Aguirre-Ollinger, G., Colgate, J.E., Peshkin, M., Goswami, A. 2007, 'Active-Impedance Control of a Lower-Limb Assistive Exoskeleton', IEEE International Conference on Rehabilitation Robotics, The Netherlands, June 2007 in Proceedings of the 2007 IEEE 10th International Conference on Rehabilitation Robotics, ed Bart Driessen, Just L. Herder, Gert Jan Gelderblom, IEEE, USA, pp. 188-195.
View/Download from: UTSePress | Publisher's site

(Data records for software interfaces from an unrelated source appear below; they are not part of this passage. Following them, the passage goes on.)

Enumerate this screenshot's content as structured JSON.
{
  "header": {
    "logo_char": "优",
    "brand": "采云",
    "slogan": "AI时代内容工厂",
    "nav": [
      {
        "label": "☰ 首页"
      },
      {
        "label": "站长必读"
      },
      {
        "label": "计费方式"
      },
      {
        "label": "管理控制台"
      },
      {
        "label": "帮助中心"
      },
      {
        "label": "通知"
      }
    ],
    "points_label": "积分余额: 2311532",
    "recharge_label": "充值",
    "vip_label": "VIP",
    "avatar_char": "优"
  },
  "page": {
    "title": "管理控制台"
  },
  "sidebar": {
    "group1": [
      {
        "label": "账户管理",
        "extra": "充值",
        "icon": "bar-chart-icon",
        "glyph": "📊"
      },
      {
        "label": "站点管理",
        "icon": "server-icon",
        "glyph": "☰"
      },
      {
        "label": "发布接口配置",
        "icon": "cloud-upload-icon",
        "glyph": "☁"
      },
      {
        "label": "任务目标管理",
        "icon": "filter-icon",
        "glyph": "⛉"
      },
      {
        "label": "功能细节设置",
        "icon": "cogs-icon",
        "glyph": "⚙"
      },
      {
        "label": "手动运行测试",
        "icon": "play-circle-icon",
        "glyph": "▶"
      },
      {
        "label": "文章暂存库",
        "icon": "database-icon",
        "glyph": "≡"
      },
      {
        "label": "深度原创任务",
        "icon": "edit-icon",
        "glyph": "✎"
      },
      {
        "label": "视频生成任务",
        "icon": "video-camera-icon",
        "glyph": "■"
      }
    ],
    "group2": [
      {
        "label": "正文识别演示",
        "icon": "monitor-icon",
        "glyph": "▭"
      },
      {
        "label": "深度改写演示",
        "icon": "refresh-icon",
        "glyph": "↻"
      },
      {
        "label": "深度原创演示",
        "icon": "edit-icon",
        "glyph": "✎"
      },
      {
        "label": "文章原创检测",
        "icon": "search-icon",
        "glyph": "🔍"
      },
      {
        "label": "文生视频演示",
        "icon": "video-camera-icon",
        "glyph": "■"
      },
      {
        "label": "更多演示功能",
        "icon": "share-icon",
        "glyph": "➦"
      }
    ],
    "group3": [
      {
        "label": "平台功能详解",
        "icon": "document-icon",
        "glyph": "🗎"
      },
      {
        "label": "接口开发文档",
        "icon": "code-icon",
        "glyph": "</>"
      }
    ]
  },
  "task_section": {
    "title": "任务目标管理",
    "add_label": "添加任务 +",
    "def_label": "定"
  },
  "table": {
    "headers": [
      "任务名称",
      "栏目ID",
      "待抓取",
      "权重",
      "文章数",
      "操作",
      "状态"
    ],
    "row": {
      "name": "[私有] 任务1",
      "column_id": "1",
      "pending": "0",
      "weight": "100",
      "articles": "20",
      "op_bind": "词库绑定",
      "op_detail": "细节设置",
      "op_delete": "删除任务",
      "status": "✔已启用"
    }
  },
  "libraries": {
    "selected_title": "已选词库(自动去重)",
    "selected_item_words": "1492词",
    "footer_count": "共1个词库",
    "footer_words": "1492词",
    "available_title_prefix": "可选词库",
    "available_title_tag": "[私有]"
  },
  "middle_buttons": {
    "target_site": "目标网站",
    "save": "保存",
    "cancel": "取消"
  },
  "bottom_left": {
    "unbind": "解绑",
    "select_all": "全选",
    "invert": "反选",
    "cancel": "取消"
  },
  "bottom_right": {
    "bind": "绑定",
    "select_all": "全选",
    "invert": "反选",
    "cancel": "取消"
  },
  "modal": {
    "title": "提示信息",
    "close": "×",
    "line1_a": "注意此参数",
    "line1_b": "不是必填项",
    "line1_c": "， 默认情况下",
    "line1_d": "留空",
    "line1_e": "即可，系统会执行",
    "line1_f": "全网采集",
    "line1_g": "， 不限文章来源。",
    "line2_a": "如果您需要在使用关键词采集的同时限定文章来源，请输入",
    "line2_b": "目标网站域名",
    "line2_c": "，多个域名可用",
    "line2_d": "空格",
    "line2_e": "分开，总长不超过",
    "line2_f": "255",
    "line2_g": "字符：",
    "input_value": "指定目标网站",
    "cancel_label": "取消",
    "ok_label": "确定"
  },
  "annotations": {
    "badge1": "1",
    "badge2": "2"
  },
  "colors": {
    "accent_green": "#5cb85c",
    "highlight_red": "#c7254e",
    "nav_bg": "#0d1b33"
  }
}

We propose a novel control method for lower-limb assist that produces a virtual modification of the mechanical impedance of the human limbs. This effect is accomplished by making the exoskeleton display active impedance properties. Active impedance control emphasizes control of the exoskeleton's dynamics and regulation of the transfer of energy between the exoskeleton and the user. Its goal is improving the dynamic response of the human limbs without sacrificing the user's control authority. The proposed method is an alternative to myoelectrical exoskeleton control, which is based on estimating muscle torques from electromyographical (EMG) activity. Implementation of an EMG-based controller is a complex task that involves modeling the user's musculoskeletal system and requires recalibration. In contrast, active impedance control is less dependent on estimation of the user's attempted motion, thereby avoiding conflicts resulting from inaccurate estimation. In this paper we also introduce a new form of human assist based on improving the kinematic response of the limbs. Reduction of average muscle torques is a common goal of research in human assist. However, less emphasis has been placed so far on improving the user's agility of motion. We aim to use active impedance control to attain such effects as increasing the user's average speed of motion, and improving their acceleration capabilities in order to compensate for perturbations from the environment.